SU Drama presents shocking ‘’Tis Pity She’s a Whore’

tispityAfter the death of her mother, Annabella is left to face adolescence alone. When her elder brother Giovanni returns home, he propels them both into a dangerous world of sexual transgression and youthful revolt. Together they crash through the boundaries of what can be said, what can be read, what to believe, and who can be loved. This passionate Jacobean drama is as shocking and controversial today as it was almost 400 years ago.

Presented by Syracuse University’s Department of Drama in the College of Visual and Performing Arts, “’Tis Pity She’s a Whore” runs Nov. 2-11 in the Storch Theatre at 820 E. Genesee St. Tickets are $16-$18, available at 315-443-3275 or by visiting vpa.syr.edu/drama. SU Drama’s season sponsor is WAER 88.3.

Writing in the late 1620s and 1630s, playwright John Ford is considered the most important tragedian of the reign of King Charles I (1625–49). Perhaps as a reflection of his increasingly unstable times, Ford’s plays are marked by tragically frustrated characters and sensational, shocking events, typical of the Jacobean writing style of Ford and his contemporaries. With an incestuous relationship between siblings Giovanni and Annabella at its center, and violent acts of poison, sword and poisoned sword all part of the action, “’Tis Pity” fulfills the properties of a Jacobean tragedy.

Department of Drama assistant professor and director Celia Madeoy has chosen to set “’Tis Pity” in 1959, a time when the world was on the cusp of social upheavals in many respects. Rock ‘n’ roll was on the horizon, the role of women was beginning to change, gambling was legalized, and in Italy (the play is set in Parma), the Mafia was actively influencing local governments in cities such as Palermo, where massive redevelopment projects ruined the historic center and enriched a handful of contractors.

“The play is still incredibly shocking to this day in its ideas and expression; there seemed to be a lot of matter to explore in the repression as well as freedom of the late 1950s,” says Madeoy. “Artistically, I thought it would be exciting and accessible for our students to work in this period where the youthful rebellion and restlessness of this story could be explored and offer great theatricality as well as ‘a heartbeat’ for the secret love and sexual awakening Giovanni and Annabella discover, pursue and defend at all costs.”
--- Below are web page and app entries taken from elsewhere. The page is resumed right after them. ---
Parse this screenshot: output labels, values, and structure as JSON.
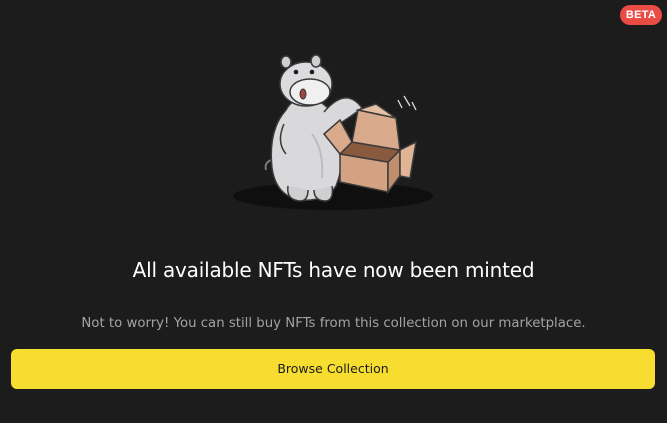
{
  "badge": {
    "label": "BETA",
    "color": "#e94b45"
  },
  "illustration": {
    "icon": "hippo-with-box-illustration"
  },
  "content": {
    "headline": "All available NFTs have now been minted",
    "subtext": "Not to worry! You can still buy NFTs from this collection on our marketplace."
  },
  "actions": {
    "browse_label": "Browse Collection",
    "button_color": "#f7dd2f"
  },
  "theme": {
    "background": "#1c1c1d"
  }
}
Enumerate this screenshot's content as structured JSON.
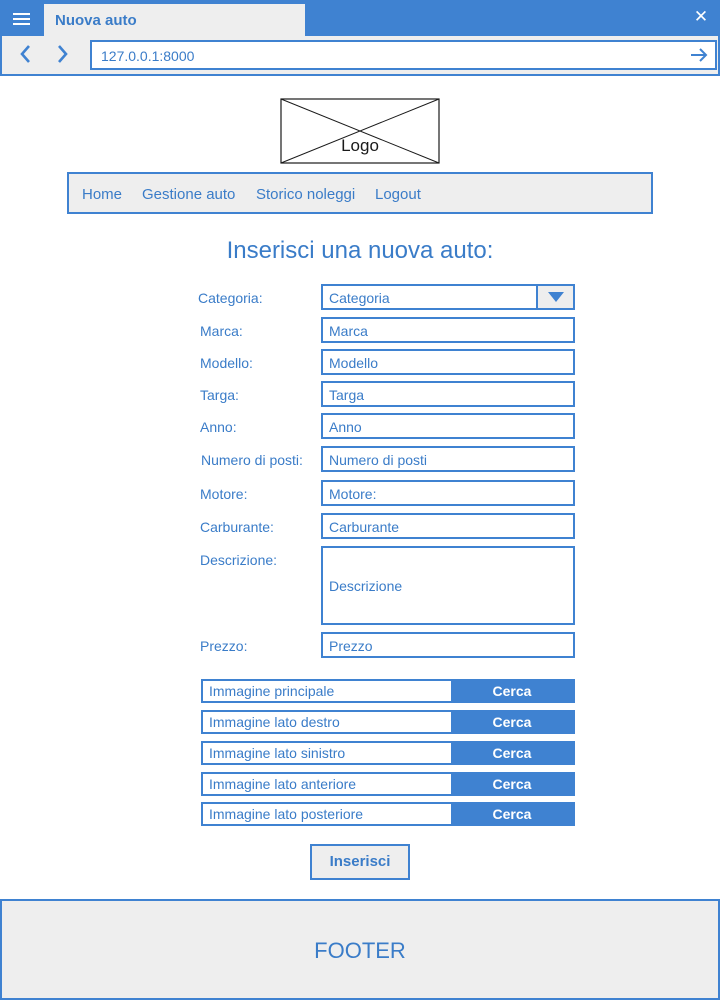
{
  "browser": {
    "tab_title": "Nuova auto",
    "url": "127.0.0.1:8000",
    "icons": [
      "menu-icon",
      "close-icon",
      "back-icon",
      "forward-icon",
      "go-arrow-icon"
    ]
  },
  "logo": {
    "label": "Logo"
  },
  "nav": {
    "items": [
      {
        "label": "Home"
      },
      {
        "label": "Gestione auto"
      },
      {
        "label": "Storico noleggi"
      },
      {
        "label": "Logout"
      }
    ]
  },
  "page_title": "Inserisci una nuova auto:",
  "form": {
    "categoria": {
      "label": "Categoria:",
      "value": "Categoria"
    },
    "marca": {
      "label": "Marca:",
      "placeholder": "Marca"
    },
    "modello": {
      "label": "Modello:",
      "placeholder": "Modello"
    },
    "targa": {
      "label": "Targa:",
      "placeholder": "Targa"
    },
    "anno": {
      "label": "Anno:",
      "placeholder": "Anno"
    },
    "posti": {
      "label": "Numero di posti:",
      "placeholder": "Numero di posti"
    },
    "motore": {
      "label": "Motore:",
      "placeholder": "Motore:"
    },
    "carburante": {
      "label": "Carburante:",
      "placeholder": "Carburante"
    },
    "descrizione": {
      "label": "Descrizione:",
      "placeholder": "Descrizione"
    },
    "prezzo": {
      "label": "Prezzo:",
      "placeholder": "Prezzo"
    }
  },
  "images": {
    "button_label": "Cerca",
    "rows": [
      {
        "label": "Immagine principale"
      },
      {
        "label": "Immagine lato destro"
      },
      {
        "label": "Immagine lato sinistro"
      },
      {
        "label": "Immagine lato anteriore"
      },
      {
        "label": "Immagine lato posteriore"
      }
    ]
  },
  "submit_label": "Inserisci",
  "footer_label": "FOOTER",
  "colors": {
    "accent": "#3f82d1",
    "text": "#3a7cc8",
    "panel": "#eeeeee"
  }
}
For a visual vocabulary of the time, Madeoy looked not to the world of rock ’n’ roll, but turned instead to the early films of Federico Fellini, especially “I Vitelloni.”

“The idea of secrecy, taboo and political gain happening within the church and the Mafia at this time seemed to illuminate our storytelling,” says Madeoy. “There’s a decaying going on underneath the political and patriarchal systems. Fellini’s early films richly explore complex relationships of lovers, family, marriage, church and rivalry, and in great ways parallel John Ford’s outspoken desire to expose the repression and vice of his own people and government.”

Another link to Ford and his world will be in Madeoy’s staging. Jacobean plays were often performed on a three-quarter thrust stage with audience seating on three sides. For “’Tis Pity She’s a Whore,” the Storch Theater will be arranged in a similar configuration. “I want to allow the actors to feel the play in its natural theater setting,” says Madeoy.

As with Shakespeare, Ford’s plays were accompanied by live music. Set in 1959, this production hovers at “the moment where rock ‘n’ roll music is about to take stage and Elvis and the Beatles are set to change the course of music as we know it,” Madeoy explains. “I wanted to have live music in the show in the tradition of original staging practices, and how fortunate that I could assemble a cast that can act, sing and play music.”